> _Task details_: The task calls for each line of the records below in which the word "placeholder" appears.

> _Dataset rows for apps and sites_:

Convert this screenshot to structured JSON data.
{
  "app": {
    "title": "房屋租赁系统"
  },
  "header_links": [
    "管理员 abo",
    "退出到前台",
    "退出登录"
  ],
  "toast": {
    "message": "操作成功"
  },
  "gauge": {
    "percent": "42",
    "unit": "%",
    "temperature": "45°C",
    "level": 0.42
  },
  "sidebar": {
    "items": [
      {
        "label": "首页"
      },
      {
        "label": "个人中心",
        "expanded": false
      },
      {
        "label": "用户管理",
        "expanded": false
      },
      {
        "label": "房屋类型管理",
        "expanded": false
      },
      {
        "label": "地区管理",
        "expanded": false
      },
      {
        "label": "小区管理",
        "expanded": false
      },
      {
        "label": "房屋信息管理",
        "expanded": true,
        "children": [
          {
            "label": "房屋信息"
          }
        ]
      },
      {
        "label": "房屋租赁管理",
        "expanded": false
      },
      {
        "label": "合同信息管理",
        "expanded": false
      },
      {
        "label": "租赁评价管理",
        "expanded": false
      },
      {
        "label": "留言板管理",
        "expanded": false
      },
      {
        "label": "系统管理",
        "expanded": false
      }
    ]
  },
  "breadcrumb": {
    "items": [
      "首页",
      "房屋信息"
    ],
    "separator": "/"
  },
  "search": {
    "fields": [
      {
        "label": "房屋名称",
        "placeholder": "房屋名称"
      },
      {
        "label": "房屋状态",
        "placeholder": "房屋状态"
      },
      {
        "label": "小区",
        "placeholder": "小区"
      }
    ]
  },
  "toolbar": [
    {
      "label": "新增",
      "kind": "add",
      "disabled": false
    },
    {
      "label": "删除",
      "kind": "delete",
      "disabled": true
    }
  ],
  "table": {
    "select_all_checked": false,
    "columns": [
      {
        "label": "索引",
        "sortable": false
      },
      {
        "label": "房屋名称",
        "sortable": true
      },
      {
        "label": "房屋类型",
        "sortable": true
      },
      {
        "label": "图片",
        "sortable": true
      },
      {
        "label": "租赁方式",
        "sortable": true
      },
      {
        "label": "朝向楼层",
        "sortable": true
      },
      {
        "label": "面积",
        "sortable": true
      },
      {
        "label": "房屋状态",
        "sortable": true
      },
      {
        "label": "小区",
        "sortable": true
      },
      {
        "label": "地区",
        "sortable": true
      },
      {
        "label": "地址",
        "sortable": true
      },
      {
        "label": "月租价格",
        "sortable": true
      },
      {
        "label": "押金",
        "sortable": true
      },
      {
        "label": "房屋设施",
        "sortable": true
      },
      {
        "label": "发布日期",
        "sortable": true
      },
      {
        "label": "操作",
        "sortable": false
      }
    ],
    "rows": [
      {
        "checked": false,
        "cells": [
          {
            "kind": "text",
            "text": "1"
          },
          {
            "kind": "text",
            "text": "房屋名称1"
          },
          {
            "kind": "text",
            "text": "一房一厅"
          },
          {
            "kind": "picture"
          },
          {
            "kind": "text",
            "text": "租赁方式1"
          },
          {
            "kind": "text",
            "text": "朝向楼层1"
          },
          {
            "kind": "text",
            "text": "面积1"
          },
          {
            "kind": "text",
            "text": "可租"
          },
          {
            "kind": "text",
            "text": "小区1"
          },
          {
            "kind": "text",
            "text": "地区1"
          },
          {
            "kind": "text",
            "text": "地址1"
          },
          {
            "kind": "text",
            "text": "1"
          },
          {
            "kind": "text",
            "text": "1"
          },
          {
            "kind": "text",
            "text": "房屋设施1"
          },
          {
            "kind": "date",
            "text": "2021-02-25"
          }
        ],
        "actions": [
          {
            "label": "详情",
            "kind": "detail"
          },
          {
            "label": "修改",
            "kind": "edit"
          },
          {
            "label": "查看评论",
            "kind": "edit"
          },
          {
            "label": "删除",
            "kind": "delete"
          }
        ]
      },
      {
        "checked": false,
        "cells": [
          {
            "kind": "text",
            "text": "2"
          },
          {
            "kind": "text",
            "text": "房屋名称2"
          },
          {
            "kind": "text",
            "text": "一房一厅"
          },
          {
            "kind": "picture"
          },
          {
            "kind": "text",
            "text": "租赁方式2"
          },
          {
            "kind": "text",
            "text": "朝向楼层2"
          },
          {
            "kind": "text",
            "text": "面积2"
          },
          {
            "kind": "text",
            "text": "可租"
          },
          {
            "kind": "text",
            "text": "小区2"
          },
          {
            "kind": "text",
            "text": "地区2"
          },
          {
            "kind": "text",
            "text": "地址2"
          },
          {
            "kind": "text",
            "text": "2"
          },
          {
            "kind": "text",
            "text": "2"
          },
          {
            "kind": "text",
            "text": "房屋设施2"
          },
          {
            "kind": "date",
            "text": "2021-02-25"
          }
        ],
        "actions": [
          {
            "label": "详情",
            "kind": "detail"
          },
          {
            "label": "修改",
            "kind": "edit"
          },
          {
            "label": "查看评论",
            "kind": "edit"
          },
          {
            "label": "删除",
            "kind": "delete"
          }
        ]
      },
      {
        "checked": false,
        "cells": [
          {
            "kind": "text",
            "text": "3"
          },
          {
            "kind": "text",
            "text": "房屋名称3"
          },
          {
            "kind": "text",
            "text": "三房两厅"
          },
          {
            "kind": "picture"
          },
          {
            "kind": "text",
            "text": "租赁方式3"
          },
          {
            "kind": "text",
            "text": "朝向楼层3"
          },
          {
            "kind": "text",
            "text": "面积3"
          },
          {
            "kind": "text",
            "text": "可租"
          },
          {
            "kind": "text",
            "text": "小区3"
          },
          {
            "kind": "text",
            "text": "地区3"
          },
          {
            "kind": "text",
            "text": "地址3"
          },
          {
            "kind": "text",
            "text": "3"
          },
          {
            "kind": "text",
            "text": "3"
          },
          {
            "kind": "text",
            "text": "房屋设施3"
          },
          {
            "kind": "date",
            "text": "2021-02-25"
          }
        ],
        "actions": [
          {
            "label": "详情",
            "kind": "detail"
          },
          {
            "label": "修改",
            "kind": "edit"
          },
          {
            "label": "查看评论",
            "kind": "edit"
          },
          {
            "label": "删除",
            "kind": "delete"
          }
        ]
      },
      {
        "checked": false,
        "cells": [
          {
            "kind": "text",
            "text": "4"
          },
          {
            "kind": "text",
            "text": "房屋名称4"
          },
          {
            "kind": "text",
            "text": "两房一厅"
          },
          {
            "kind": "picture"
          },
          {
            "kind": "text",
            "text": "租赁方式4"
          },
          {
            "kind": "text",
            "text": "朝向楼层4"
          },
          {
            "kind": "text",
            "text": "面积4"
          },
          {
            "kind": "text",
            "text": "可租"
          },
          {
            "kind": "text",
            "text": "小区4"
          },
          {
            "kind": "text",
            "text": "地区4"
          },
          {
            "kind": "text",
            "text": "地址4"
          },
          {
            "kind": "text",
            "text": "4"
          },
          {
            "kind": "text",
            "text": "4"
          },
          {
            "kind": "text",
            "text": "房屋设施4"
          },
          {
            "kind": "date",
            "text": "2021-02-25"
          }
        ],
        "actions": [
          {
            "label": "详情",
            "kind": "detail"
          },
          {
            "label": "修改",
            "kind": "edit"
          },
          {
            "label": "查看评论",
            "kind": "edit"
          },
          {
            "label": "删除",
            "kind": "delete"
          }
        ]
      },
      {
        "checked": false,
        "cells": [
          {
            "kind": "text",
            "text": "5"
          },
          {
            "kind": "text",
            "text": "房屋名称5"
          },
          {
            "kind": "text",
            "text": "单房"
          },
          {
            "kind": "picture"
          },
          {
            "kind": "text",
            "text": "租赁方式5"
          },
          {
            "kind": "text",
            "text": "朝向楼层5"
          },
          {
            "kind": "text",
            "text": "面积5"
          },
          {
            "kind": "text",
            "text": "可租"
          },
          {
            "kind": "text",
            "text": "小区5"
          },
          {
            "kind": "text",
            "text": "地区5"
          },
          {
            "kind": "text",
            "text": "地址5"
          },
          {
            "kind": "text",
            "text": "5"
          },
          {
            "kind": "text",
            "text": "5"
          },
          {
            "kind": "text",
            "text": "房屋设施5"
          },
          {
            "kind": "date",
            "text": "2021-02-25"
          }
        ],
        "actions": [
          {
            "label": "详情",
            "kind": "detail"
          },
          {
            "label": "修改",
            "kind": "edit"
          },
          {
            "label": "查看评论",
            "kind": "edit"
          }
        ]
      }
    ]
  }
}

> _Written response_:
        "placeholder": "房屋名称"
        "placeholder": "房屋状态"
        "placeholder": "小区"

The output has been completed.